[Provided data]

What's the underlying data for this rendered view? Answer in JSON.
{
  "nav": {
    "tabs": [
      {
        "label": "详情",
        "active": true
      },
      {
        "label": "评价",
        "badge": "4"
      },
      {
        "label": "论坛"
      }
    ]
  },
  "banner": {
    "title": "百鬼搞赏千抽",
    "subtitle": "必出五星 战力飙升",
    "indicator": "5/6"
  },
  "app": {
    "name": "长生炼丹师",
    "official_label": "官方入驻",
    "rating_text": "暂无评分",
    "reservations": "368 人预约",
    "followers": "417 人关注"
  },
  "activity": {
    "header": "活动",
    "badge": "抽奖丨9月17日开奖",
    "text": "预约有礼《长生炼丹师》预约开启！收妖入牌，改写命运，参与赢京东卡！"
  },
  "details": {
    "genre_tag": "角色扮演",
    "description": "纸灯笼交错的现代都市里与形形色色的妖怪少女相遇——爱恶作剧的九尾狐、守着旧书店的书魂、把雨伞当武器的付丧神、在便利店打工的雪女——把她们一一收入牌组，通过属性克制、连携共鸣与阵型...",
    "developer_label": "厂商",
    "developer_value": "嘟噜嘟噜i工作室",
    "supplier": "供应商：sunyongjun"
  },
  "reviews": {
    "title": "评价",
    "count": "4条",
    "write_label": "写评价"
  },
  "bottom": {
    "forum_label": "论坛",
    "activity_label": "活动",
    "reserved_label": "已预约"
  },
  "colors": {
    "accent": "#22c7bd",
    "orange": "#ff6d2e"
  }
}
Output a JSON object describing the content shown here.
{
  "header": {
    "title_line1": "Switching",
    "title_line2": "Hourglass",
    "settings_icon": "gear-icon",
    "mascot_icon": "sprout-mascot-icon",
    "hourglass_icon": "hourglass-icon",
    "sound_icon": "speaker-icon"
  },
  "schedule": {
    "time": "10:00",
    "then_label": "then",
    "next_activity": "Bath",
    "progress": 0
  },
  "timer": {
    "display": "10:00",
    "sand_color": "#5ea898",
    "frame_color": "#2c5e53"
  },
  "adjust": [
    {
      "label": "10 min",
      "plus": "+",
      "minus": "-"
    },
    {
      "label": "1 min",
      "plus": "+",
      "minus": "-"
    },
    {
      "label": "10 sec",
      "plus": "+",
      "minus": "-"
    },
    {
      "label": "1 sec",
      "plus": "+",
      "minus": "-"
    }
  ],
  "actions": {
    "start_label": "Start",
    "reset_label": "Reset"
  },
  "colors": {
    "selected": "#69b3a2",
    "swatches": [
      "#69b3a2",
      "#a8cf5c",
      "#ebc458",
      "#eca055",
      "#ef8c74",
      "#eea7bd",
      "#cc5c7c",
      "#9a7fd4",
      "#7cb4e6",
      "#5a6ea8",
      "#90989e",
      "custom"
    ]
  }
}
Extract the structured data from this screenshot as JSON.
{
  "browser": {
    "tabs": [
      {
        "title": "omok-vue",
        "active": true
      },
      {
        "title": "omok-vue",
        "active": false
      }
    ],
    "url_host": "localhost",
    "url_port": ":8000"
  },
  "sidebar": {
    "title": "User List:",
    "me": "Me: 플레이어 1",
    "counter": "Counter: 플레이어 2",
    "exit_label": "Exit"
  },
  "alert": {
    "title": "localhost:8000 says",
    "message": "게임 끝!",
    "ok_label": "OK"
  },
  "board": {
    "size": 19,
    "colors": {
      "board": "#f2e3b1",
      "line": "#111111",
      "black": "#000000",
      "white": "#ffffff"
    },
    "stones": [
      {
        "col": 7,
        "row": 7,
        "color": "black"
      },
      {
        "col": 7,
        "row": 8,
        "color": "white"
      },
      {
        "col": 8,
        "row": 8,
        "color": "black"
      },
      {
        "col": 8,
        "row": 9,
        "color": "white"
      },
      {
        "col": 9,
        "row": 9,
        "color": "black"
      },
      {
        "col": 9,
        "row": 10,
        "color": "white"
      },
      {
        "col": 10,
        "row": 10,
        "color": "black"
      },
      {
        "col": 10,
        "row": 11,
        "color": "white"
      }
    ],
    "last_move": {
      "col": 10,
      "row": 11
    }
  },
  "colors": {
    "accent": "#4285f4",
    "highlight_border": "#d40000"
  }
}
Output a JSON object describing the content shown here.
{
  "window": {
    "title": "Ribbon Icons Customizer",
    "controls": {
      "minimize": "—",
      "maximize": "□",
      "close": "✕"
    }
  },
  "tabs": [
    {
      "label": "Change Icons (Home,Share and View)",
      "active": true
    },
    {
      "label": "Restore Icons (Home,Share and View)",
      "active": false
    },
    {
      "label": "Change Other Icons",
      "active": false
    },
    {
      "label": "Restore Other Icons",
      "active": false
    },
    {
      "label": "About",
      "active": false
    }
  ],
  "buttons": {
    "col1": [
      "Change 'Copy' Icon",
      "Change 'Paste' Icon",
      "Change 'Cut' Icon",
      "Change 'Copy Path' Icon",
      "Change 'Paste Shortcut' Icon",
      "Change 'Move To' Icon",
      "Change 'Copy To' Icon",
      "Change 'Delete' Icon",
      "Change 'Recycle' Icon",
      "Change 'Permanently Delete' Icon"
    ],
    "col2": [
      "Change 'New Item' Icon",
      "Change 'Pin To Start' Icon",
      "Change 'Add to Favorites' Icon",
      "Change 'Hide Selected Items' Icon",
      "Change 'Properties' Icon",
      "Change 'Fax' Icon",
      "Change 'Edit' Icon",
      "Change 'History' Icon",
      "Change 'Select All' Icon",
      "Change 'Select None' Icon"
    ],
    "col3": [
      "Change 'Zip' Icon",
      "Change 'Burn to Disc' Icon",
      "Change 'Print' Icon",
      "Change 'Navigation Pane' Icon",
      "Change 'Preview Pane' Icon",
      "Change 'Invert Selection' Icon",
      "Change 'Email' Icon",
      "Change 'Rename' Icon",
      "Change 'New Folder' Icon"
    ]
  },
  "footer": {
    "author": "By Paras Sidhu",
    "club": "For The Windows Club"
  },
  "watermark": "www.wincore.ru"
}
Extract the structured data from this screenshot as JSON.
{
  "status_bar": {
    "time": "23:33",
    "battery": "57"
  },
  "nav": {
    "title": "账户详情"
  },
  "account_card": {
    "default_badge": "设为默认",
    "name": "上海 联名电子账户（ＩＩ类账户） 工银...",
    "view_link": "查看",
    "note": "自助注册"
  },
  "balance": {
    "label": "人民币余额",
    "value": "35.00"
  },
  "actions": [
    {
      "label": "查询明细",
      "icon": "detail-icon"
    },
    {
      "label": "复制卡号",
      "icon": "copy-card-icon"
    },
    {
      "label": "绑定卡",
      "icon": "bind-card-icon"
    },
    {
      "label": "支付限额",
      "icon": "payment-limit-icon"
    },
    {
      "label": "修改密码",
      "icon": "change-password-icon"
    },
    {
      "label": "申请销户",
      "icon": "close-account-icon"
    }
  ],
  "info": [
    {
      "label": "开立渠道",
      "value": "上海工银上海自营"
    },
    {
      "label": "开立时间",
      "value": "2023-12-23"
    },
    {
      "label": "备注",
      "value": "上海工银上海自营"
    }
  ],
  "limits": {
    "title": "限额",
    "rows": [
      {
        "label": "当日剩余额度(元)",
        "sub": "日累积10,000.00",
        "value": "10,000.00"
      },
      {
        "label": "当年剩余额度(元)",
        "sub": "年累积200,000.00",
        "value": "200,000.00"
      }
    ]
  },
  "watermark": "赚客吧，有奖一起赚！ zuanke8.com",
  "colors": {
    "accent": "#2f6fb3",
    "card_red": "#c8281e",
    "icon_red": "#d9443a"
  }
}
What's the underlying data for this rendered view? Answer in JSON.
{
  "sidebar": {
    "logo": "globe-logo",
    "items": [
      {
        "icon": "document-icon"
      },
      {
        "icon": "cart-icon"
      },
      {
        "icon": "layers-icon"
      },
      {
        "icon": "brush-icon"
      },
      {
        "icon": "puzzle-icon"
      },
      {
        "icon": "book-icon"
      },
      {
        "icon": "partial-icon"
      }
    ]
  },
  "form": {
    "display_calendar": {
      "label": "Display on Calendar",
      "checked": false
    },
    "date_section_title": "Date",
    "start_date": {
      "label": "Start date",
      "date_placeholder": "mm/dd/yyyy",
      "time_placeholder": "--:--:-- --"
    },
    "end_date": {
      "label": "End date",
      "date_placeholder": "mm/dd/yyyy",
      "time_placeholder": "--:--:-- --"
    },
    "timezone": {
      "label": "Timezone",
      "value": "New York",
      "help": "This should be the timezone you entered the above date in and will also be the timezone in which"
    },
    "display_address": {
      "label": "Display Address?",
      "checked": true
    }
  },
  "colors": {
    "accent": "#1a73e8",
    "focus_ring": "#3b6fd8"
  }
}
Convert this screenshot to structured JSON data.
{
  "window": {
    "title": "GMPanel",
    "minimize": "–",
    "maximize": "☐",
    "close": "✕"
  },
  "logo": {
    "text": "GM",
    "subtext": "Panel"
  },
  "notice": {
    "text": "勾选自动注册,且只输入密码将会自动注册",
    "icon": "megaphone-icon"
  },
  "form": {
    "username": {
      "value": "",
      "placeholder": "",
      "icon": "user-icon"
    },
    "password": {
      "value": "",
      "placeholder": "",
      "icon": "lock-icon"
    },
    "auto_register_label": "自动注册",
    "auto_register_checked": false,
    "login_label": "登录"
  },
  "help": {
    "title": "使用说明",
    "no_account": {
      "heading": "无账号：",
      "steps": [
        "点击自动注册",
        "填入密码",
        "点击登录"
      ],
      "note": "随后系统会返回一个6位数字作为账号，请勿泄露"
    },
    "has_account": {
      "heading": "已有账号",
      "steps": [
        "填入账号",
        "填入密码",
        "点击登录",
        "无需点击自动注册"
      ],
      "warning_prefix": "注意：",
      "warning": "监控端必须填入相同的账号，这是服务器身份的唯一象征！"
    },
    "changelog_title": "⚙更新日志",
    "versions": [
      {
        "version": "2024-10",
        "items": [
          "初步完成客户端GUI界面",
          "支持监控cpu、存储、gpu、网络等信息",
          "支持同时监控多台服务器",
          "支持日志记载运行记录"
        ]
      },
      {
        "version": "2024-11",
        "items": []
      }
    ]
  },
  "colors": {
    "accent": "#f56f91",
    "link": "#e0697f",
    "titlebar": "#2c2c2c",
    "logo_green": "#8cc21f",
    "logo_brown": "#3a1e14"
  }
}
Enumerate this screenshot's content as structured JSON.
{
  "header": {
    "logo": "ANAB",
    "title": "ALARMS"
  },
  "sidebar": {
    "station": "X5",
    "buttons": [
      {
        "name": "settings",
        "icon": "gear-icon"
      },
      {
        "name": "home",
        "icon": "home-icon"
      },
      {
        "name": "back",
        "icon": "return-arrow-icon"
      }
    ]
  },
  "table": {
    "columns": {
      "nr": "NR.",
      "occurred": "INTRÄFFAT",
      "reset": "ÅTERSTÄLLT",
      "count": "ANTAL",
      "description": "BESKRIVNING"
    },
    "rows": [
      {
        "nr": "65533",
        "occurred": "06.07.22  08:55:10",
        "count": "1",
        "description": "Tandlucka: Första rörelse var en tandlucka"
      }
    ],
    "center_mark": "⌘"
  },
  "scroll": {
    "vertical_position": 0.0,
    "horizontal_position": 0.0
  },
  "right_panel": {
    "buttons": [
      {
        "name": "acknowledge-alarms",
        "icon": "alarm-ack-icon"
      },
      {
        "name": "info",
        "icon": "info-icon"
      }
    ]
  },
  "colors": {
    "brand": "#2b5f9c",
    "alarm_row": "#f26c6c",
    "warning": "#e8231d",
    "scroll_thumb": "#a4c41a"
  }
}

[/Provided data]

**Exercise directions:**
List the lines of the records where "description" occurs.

**Solved problem:**
    "description": "纸灯笼交错的现代都市里与形形色色的妖怪少女相遇——爱恶作剧的九尾狐、守着旧书店的书魂、把雨伞当武器的付丧神、在便利店打工的雪女——把她们一一收入牌组，通过属性克制、连携共鸣与阵型...",
      "description": "BESKRIVNING"
        "description": "Tandlucka: Första rörelse var en tandlucka"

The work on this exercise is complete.